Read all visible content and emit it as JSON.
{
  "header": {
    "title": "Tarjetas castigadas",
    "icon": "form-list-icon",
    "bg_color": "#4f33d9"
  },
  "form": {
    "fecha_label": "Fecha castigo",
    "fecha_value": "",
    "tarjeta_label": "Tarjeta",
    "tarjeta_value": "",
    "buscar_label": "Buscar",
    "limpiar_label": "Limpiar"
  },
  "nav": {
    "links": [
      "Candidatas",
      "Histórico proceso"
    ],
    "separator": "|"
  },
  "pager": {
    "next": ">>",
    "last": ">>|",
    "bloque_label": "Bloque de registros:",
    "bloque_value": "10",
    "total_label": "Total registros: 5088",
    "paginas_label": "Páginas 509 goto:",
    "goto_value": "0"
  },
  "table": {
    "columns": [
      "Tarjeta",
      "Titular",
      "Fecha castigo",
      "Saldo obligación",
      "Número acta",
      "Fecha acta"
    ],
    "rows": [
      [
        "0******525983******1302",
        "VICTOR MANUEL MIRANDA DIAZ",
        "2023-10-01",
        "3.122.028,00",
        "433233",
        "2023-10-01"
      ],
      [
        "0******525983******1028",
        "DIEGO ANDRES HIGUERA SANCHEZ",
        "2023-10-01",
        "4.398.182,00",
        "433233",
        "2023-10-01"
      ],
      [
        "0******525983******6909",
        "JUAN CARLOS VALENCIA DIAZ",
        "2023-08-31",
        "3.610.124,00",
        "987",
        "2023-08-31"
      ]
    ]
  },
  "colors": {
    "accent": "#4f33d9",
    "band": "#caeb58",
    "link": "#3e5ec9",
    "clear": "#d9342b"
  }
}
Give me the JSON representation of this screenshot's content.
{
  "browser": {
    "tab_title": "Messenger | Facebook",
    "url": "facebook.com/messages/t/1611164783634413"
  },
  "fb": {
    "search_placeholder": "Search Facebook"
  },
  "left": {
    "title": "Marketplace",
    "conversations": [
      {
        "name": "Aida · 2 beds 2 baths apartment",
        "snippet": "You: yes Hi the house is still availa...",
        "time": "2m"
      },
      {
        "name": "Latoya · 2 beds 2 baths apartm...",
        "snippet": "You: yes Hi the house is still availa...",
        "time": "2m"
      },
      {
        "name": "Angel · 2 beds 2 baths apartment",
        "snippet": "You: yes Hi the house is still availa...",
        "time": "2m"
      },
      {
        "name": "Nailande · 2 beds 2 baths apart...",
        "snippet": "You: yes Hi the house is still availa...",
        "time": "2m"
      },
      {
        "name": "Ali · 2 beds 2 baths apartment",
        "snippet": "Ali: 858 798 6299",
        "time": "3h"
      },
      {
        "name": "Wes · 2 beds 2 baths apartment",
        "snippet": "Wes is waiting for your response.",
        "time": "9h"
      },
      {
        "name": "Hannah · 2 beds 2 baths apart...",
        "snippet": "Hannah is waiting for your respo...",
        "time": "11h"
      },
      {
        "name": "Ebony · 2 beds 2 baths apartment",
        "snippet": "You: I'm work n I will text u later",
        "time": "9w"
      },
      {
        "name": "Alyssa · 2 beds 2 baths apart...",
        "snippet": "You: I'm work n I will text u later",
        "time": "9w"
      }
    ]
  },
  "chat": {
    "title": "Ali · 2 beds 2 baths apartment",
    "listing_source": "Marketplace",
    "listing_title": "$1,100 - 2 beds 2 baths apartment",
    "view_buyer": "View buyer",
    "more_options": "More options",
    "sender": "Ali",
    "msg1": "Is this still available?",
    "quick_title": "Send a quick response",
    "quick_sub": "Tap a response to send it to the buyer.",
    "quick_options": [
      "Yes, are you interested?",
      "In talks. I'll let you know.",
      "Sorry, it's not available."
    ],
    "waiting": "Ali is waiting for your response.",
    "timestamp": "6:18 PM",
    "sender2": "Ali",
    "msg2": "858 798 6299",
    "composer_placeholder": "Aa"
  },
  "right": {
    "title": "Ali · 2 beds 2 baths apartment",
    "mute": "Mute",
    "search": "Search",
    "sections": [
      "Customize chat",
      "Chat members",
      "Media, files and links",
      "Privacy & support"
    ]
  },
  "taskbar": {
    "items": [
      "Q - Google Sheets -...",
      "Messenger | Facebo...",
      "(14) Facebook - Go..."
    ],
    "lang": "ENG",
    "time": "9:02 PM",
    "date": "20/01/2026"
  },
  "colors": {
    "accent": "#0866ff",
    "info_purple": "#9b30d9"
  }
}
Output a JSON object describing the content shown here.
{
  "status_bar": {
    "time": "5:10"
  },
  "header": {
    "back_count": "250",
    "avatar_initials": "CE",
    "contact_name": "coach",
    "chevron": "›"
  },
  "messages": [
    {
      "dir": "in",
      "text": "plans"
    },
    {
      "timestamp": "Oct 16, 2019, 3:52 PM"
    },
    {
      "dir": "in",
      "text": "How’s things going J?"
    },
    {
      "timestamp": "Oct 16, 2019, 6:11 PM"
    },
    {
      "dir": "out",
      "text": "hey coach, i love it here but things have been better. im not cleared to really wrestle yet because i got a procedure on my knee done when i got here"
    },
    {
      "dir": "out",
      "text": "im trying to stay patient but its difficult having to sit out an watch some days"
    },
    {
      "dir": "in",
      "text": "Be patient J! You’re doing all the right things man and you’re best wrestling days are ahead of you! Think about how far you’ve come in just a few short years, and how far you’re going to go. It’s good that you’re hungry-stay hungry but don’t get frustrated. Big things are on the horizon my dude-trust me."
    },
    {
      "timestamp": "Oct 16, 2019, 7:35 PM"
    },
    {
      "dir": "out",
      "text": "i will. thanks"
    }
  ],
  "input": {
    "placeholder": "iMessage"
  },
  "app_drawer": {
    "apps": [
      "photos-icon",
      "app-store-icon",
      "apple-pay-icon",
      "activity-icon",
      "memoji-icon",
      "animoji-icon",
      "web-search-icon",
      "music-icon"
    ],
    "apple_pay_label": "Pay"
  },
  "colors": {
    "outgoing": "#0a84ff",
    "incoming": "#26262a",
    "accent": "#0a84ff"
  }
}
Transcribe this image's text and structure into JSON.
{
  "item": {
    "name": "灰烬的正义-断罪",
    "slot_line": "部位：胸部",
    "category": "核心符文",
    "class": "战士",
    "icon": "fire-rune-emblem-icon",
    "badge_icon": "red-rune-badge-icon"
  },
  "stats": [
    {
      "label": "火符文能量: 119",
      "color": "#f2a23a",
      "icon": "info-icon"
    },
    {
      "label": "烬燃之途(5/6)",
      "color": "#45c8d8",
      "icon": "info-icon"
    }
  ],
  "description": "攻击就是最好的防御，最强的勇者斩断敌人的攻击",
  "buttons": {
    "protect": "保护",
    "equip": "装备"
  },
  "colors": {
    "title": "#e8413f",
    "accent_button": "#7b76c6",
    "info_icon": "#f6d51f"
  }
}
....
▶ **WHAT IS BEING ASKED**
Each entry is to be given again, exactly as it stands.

▶ **SOLUTION TO THIS TASK**
Read all visible content and emit it as JSON.
{
  "header": {
    "title": "Tarjetas castigadas",
    "icon": "form-list-icon",
    "bg_color": "#4f33d9"
  },
  "form": {
    "fecha_label": "Fecha castigo",
    "fecha_value": "",
    "tarjeta_label": "Tarjeta",
    "tarjeta_value": "",
    "buscar_label": "Buscar",
    "limpiar_label": "Limpiar"
  },
  "nav": {
    "links": [
      "Candidatas",
      "Histórico proceso"
    ],
    "separator": "|"
  },
  "pager": {
    "next": ">>",
    "last": ">>|",
    "bloque_label": "Bloque de registros:",
    "bloque_value": "10",
    "total_label": "Total registros: 5088",
    "paginas_label": "Páginas 509 goto:",
    "goto_value": "0"
  },
  "table": {
    "columns": [
      "Tarjeta",
      "Titular",
      "Fecha castigo",
      "Saldo obligación",
      "Número acta",
      "Fecha acta"
    ],
    "rows": [
      [
        "0******525983******1302",
        "VICTOR MANUEL MIRANDA DIAZ",
        "2023-10-01",
        "3.122.028,00",
        "433233",
        "2023-10-01"
      ],
      [
        "0******525983******1028",
        "DIEGO ANDRES HIGUERA SANCHEZ",
        "2023-10-01",
        "4.398.182,00",
        "433233",
        "2023-10-01"
      ],
      [
        "0******525983******6909",
        "JUAN CARLOS VALENCIA DIAZ",
        "2023-08-31",
        "3.610.124,00",
        "987",
        "2023-08-31"
      ]
    ]
  },
  "colors": {
    "accent": "#4f33d9",
    "band": "#caeb58",
    "link": "#3e5ec9",
    "clear": "#d9342b"
  }
}
Give me the JSON representation of this screenshot's content.
{
  "browser": {
    "tab_title": "Messenger | Facebook",
    "url": "facebook.com/messages/t/1611164783634413"
  },
  "fb": {
    "search_placeholder": "Search Facebook"
  },
  "left": {
    "title": "Marketplace",
    "conversations": [
      {
        "name": "Aida · 2 beds 2 baths apartment",
        "snippet": "You: yes Hi the house is still availa...",
        "time": "2m"
      },
      {
        "name": "Latoya · 2 beds 2 baths apartm...",
        "snippet": "You: yes Hi the house is still availa...",
        "time": "2m"
      },
      {
        "name": "Angel · 2 beds 2 baths apartment",
        "snippet": "You: yes Hi the house is still availa...",
        "time": "2m"
      },
      {
        "name": "Nailande · 2 beds 2 baths apart...",
        "snippet": "You: yes Hi the house is still availa...",
        "time": "2m"
      },
      {
        "name": "Ali · 2 beds 2 baths apartment",
        "snippet": "Ali: 858 798 6299",
        "time": "3h"
      },
      {
        "name": "Wes · 2 beds 2 baths apartment",
        "snippet": "Wes is waiting for your response.",
        "time": "9h"
      },
      {
        "name": "Hannah · 2 beds 2 baths apart...",
        "snippet": "Hannah is waiting for your respo...",
        "time": "11h"
      },
      {
        "name": "Ebony · 2 beds 2 baths apartment",
        "snippet": "You: I'm work n I will text u later",
        "time": "9w"
      },
      {
        "name": "Alyssa · 2 beds 2 baths apart...",
        "snippet": "You: I'm work n I will text u later",
        "time": "9w"
      }
    ]
  },
  "chat": {
    "title": "Ali · 2 beds 2 baths apartment",
    "listing_source": "Marketplace",
    "listing_title": "$1,100 - 2 beds 2 baths apartment",
    "view_buyer": "View buyer",
    "more_options": "More options",
    "sender": "Ali",
    "msg1": "Is this still available?",
    "quick_title": "Send a quick response",
    "quick_sub": "Tap a response to send it to the buyer.",
    "quick_options": [
      "Yes, are you interested?",
      "In talks. I'll let you know.",
      "Sorry, it's not available."
    ],
    "waiting": "Ali is waiting for your response.",
    "timestamp": "6:18 PM",
    "sender2": "Ali",
    "msg2": "858 798 6299",
    "composer_placeholder": "Aa"
  },
  "right": {
    "title": "Ali · 2 beds 2 baths apartment",
    "mute": "Mute",
    "search": "Search",
    "sections": [
      "Customize chat",
      "Chat members",
      "Media, files and links",
      "Privacy & support"
    ]
  },
  "taskbar": {
    "items": [
      "Q - Google Sheets -...",
      "Messenger | Facebo...",
      "(14) Facebook - Go..."
    ],
    "lang": "ENG",
    "time": "9:02 PM",
    "date": "20/01/2026"
  },
  "colors": {
    "accent": "#0866ff",
    "info_purple": "#9b30d9"
  }
}
Output a JSON object describing the content shown here.
{
  "status_bar": {
    "time": "5:10"
  },
  "header": {
    "back_count": "250",
    "avatar_initials": "CE",
    "contact_name": "coach",
    "chevron": "›"
  },
  "messages": [
    {
      "dir": "in",
      "text": "plans"
    },
    {
      "timestamp": "Oct 16, 2019, 3:52 PM"
    },
    {
      "dir": "in",
      "text": "How’s things going J?"
    },
    {
      "timestamp": "Oct 16, 2019, 6:11 PM"
    },
    {
      "dir": "out",
      "text": "hey coach, i love it here but things have been better. im not cleared to really wrestle yet because i got a procedure on my knee done when i got here"
    },
    {
      "dir": "out",
      "text": "im trying to stay patient but its difficult having to sit out an watch some days"
    },
    {
      "dir": "in",
      "text": "Be patient J! You’re doing all the right things man and you’re best wrestling days are ahead of you! Think about how far you’ve come in just a few short years, and how far you’re going to go. It’s good that you’re hungry-stay hungry but don’t get frustrated. Big things are on the horizon my dude-trust me."
    },
    {
      "timestamp": "Oct 16, 2019, 7:35 PM"
    },
    {
      "dir": "out",
      "text": "i will. thanks"
    }
  ],
  "input": {
    "placeholder": "iMessage"
  },
  "app_drawer": {
    "apps": [
      "photos-icon",
      "app-store-icon",
      "apple-pay-icon",
      "activity-icon",
      "memoji-icon",
      "animoji-icon",
      "web-search-icon",
      "music-icon"
    ],
    "apple_pay_label": "Pay"
  },
  "colors": {
    "outgoing": "#0a84ff",
    "incoming": "#26262a",
    "accent": "#0a84ff"
  }
}
Transcribe this image's text and structure into JSON.
{
  "item": {
    "name": "灰烬的正义-断罪",
    "slot_line": "部位：胸部",
    "category": "核心符文",
    "class": "战士",
    "icon": "fire-rune-emblem-icon",
    "badge_icon": "red-rune-badge-icon"
  },
  "stats": [
    {
      "label": "火符文能量: 119",
      "color": "#f2a23a",
      "icon": "info-icon"
    },
    {
      "label": "烬燃之途(5/6)",
      "color": "#45c8d8",
      "icon": "info-icon"
    }
  ],
  "description": "攻击就是最好的防御，最强的勇者斩断敌人的攻击",
  "buttons": {
    "protect": "保护",
    "equip": "装备"
  },
  "colors": {
    "title": "#e8413f",
    "accent_button": "#7b76c6",
    "info_icon": "#f6d51f"
  }
}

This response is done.